• Work task: Looking at the data, count the lines where the word "name" occurs and answer with only the number.

━━━

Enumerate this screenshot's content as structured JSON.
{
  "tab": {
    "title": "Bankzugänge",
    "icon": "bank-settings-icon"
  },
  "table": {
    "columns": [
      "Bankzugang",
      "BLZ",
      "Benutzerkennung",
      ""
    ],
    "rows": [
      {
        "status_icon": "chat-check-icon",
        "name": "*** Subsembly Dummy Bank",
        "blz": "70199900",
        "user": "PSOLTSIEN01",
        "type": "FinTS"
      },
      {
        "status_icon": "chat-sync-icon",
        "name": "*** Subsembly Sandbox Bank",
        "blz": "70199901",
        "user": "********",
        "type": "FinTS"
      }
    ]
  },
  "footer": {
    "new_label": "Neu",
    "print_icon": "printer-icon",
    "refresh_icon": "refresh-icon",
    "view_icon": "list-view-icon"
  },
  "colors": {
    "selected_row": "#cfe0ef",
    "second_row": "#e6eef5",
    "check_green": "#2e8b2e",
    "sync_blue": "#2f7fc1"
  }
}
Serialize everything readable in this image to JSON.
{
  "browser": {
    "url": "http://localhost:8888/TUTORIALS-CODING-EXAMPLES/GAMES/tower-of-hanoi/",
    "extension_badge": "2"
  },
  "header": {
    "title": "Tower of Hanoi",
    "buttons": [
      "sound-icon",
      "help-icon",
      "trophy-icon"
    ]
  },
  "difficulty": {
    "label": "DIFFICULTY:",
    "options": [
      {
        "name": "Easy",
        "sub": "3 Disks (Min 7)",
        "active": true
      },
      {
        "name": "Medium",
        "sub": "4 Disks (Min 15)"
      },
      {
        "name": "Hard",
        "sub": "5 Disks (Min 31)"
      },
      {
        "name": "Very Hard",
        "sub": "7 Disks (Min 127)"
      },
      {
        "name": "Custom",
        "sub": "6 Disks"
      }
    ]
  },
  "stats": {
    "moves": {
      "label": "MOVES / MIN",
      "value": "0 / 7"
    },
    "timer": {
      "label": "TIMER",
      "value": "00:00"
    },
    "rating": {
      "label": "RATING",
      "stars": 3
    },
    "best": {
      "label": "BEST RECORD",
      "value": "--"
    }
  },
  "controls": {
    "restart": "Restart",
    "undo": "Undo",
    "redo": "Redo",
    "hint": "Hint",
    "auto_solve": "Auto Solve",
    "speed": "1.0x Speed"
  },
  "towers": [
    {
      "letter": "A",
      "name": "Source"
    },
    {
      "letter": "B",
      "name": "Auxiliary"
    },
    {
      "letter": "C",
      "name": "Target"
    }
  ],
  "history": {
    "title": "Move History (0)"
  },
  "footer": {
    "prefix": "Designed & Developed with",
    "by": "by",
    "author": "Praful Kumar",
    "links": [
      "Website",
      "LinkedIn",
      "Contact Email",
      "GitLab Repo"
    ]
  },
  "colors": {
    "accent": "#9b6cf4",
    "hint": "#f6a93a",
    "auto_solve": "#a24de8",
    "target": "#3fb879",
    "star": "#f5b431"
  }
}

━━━

• Exercise answer: 10